(Dataset rows describing interfaces)
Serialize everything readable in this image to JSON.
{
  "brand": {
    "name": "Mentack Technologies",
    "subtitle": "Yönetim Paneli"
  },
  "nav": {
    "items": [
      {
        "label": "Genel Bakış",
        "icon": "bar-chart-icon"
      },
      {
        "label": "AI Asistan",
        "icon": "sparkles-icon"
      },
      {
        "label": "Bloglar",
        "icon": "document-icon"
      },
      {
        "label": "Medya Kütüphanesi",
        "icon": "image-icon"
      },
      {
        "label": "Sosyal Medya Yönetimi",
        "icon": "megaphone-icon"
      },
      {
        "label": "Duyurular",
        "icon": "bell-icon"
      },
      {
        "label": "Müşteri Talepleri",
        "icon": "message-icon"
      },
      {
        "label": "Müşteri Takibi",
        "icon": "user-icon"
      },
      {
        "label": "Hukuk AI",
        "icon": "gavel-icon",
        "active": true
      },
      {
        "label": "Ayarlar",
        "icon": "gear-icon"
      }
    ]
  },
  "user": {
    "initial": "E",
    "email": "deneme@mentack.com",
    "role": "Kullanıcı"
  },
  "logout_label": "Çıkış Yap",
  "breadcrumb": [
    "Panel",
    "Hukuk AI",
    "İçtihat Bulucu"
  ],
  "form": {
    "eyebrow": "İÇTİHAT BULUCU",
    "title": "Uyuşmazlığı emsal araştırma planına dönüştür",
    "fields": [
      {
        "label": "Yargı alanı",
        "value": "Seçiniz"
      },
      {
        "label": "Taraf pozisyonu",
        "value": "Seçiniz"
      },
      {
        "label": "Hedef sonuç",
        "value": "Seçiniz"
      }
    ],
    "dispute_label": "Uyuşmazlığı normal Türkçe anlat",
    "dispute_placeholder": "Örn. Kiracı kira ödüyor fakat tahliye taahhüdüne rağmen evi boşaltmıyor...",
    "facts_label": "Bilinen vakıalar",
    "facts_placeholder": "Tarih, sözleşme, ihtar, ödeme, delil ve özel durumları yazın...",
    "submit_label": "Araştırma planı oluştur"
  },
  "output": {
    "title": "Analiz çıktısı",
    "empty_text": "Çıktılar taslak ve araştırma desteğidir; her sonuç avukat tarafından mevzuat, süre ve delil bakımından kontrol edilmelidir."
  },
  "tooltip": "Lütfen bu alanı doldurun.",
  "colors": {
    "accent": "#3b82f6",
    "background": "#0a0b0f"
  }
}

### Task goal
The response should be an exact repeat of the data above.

### Task answer
Serialize everything readable in this image to JSON.
{
  "brand": {
    "name": "Mentack Technologies",
    "subtitle": "Yönetim Paneli"
  },
  "nav": {
    "items": [
      {
        "label": "Genel Bakış",
        "icon": "bar-chart-icon"
      },
      {
        "label": "AI Asistan",
        "icon": "sparkles-icon"
      },
      {
        "label": "Bloglar",
        "icon": "document-icon"
      },
      {
        "label": "Medya Kütüphanesi",
        "icon": "image-icon"
      },
      {
        "label": "Sosyal Medya Yönetimi",
        "icon": "megaphone-icon"
      },
      {
        "label": "Duyurular",
        "icon": "bell-icon"
      },
      {
        "label": "Müşteri Talepleri",
        "icon": "message-icon"
      },
      {
        "label": "Müşteri Takibi",
        "icon": "user-icon"
      },
      {
        "label": "Hukuk AI",
        "icon": "gavel-icon",
        "active": true
      },
      {
        "label": "Ayarlar",
        "icon": "gear-icon"
      }
    ]
  },
  "user": {
    "initial": "E",
    "email": "deneme@mentack.com",
    "role": "Kullanıcı"
  },
  "logout_label": "Çıkış Yap",
  "breadcrumb": [
    "Panel",
    "Hukuk AI",
    "İçtihat Bulucu"
  ],
  "form": {
    "eyebrow": "İÇTİHAT BULUCU",
    "title": "Uyuşmazlığı emsal araştırma planına dönüştür",
    "fields": [
      {
        "label": "Yargı alanı",
        "value": "Seçiniz"
      },
      {
        "label": "Taraf pozisyonu",
        "value": "Seçiniz"
      },
      {
        "label": "Hedef sonuç",
        "value": "Seçiniz"
      }
    ],
    "dispute_label": "Uyuşmazlığı normal Türkçe anlat",
    "dispute_placeholder": "Örn. Kiracı kira ödüyor fakat tahliye taahhüdüne rağmen evi boşaltmıyor...",
    "facts_label": "Bilinen vakıalar",
    "facts_placeholder": "Tarih, sözleşme, ihtar, ödeme, delil ve özel durumları yazın...",
    "submit_label": "Araştırma planı oluştur"
  },
  "output": {
    "title": "Analiz çıktısı",
    "empty_text": "Çıktılar taslak ve araştırma desteğidir; her sonuç avukat tarafından mevzuat, süre ve delil bakımından kontrol edilmelidir."
  },
  "tooltip": "Lütfen bu alanı doldurun.",
  "colors": {
    "accent": "#3b82f6",
    "background": "#0a0b0f"
  }
}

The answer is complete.